» **RECORDS PROVIDED**
========

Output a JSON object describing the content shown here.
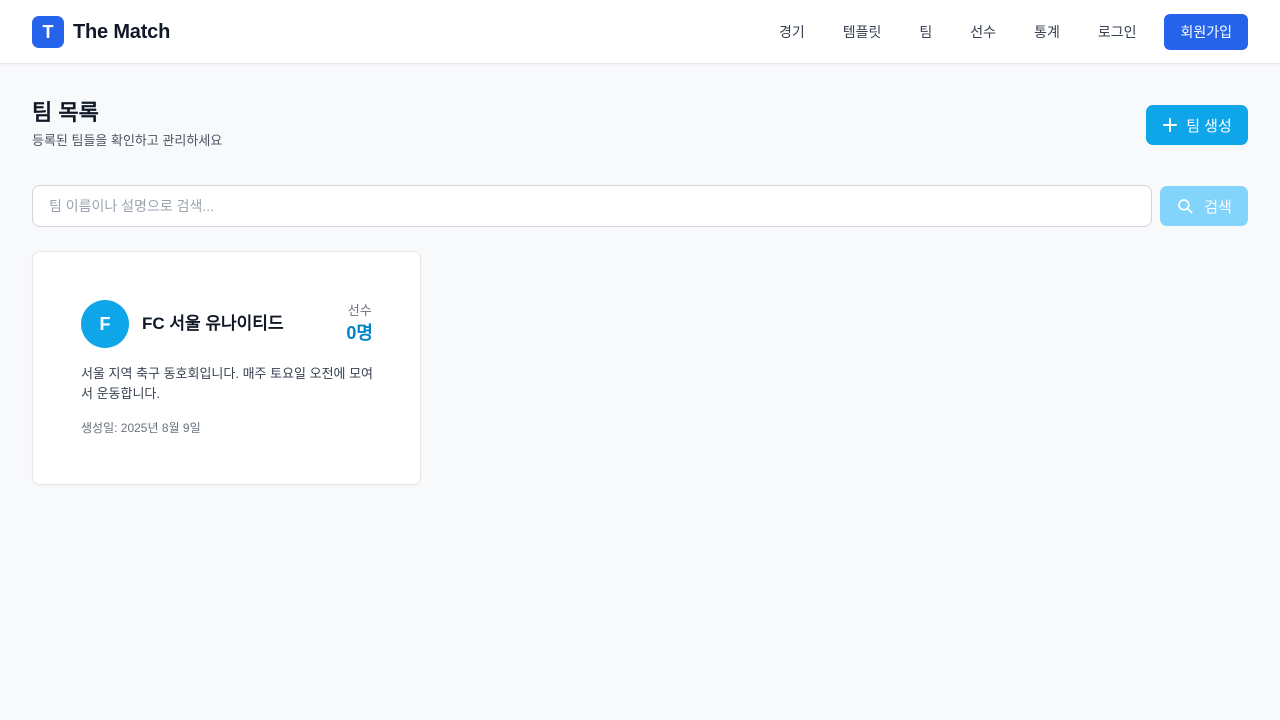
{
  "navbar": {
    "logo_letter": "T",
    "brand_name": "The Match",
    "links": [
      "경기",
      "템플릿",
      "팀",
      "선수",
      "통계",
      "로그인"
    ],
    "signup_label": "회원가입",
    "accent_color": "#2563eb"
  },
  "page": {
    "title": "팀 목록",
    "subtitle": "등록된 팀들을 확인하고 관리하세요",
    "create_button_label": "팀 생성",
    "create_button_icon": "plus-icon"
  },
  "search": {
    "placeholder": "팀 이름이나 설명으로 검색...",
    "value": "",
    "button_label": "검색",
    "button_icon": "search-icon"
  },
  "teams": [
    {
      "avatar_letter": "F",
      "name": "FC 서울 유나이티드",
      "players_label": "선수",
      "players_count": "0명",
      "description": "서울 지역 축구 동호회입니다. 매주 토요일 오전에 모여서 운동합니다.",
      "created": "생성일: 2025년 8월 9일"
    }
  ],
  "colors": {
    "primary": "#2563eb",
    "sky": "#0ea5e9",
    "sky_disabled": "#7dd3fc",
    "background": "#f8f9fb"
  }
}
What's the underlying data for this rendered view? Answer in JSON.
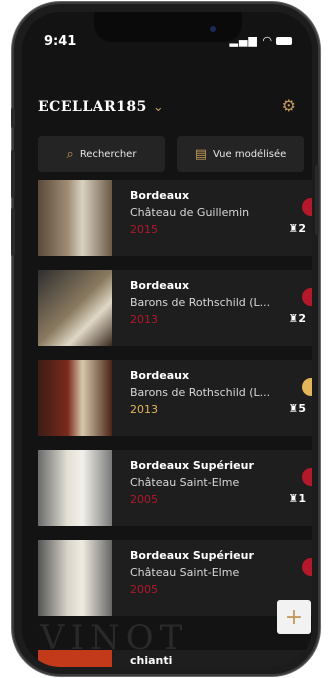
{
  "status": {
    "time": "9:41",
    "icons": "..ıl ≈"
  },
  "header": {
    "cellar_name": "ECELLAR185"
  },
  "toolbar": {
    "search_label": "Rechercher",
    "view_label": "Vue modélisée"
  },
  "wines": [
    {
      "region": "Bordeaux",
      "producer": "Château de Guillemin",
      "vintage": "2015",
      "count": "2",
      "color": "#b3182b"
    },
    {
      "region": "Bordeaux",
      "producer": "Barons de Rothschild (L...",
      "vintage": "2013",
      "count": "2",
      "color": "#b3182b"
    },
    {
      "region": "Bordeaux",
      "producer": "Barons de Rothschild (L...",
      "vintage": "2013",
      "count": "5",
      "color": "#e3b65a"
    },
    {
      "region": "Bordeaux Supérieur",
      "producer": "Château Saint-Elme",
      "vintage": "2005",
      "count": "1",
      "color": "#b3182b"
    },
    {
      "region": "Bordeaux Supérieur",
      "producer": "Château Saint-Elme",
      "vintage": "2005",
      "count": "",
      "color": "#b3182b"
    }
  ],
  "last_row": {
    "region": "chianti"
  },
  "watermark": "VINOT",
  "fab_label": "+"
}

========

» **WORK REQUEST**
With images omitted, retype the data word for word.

» **ANSWER AREA**
Output a JSON object describing the content shown here.
{
  "navbar": {
    "logo_letter": "T",
    "brand_name": "The Match",
    "links": [
      "경기",
      "템플릿",
      "팀",
      "선수",
      "통계",
      "로그인"
    ],
    "signup_label": "회원가입",
    "accent_color": "#2563eb"
  },
  "page": {
    "title": "팀 목록",
    "subtitle": "등록된 팀들을 확인하고 관리하세요",
    "create_button_label": "팀 생성",
    "create_button_icon": "plus-icon"
  },
  "search": {
    "placeholder": "팀 이름이나 설명으로 검색...",
    "value": "",
    "button_label": "검색",
    "button_icon": "search-icon"
  },
  "teams": [
    {
      "avatar_letter": "F",
      "name": "FC 서울 유나이티드",
      "players_label": "선수",
      "players_count": "0명",
      "description": "서울 지역 축구 동호회입니다. 매주 토요일 오전에 모여서 운동합니다.",
      "created": "생성일: 2025년 8월 9일"
    }
  ],
  "colors": {
    "primary": "#2563eb",
    "sky": "#0ea5e9",
    "sky_disabled": "#7dd3fc",
    "background": "#f8f9fb"
  }
}
What's the underlying data for this rendered view? Answer in JSON.
{
  "status": {
    "time": "9:41",
    "icons": "..ıl ≈"
  },
  "header": {
    "cellar_name": "ECELLAR185"
  },
  "toolbar": {
    "search_label": "Rechercher",
    "view_label": "Vue modélisée"
  },
  "wines": [
    {
      "region": "Bordeaux",
      "producer": "Château de Guillemin",
      "vintage": "2015",
      "count": "2",
      "color": "#b3182b"
    },
    {
      "region": "Bordeaux",
      "producer": "Barons de Rothschild (L...",
      "vintage": "2013",
      "count": "2",
      "color": "#b3182b"
    },
    {
      "region": "Bordeaux",
      "producer": "Barons de Rothschild (L...",
      "vintage": "2013",
      "count": "5",
      "color": "#e3b65a"
    },
    {
      "region": "Bordeaux Supérieur",
      "producer": "Château Saint-Elme",
      "vintage": "2005",
      "count": "1",
      "color": "#b3182b"
    },
    {
      "region": "Bordeaux Supérieur",
      "producer": "Château Saint-Elme",
      "vintage": "2005",
      "count": "",
      "color": "#b3182b"
    }
  ],
  "last_row": {
    "region": "chianti"
  },
  "watermark": "VINOT",
  "fab_label": "+"
}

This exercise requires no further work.